YOUR INSTRUCTIONS:
Go over each line of the entries below, count those with "represented", and give only the count.

====== INPUT RECORDS

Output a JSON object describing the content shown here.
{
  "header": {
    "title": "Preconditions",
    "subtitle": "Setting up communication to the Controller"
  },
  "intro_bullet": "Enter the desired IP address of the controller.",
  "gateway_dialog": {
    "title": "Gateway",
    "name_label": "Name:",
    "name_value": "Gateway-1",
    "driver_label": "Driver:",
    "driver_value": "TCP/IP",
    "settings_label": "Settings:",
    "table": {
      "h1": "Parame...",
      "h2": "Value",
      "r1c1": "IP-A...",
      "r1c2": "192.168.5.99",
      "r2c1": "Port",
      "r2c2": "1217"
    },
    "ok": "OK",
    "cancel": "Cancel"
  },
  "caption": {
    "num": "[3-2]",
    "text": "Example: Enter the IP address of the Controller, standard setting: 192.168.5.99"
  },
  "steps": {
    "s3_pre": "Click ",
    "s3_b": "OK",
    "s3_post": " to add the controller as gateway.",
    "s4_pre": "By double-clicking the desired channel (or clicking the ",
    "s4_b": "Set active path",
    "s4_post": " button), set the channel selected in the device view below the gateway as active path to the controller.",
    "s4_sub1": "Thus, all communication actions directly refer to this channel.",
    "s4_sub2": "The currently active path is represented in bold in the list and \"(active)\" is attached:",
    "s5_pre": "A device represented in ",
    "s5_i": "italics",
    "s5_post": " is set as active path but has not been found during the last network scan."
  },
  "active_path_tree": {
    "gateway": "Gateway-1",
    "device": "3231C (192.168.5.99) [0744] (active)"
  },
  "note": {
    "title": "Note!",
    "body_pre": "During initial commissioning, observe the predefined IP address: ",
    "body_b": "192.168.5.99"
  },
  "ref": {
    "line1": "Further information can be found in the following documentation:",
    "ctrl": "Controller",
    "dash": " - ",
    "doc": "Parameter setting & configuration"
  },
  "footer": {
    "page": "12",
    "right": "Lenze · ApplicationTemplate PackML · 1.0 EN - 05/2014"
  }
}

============

ANSWER SECTION:
2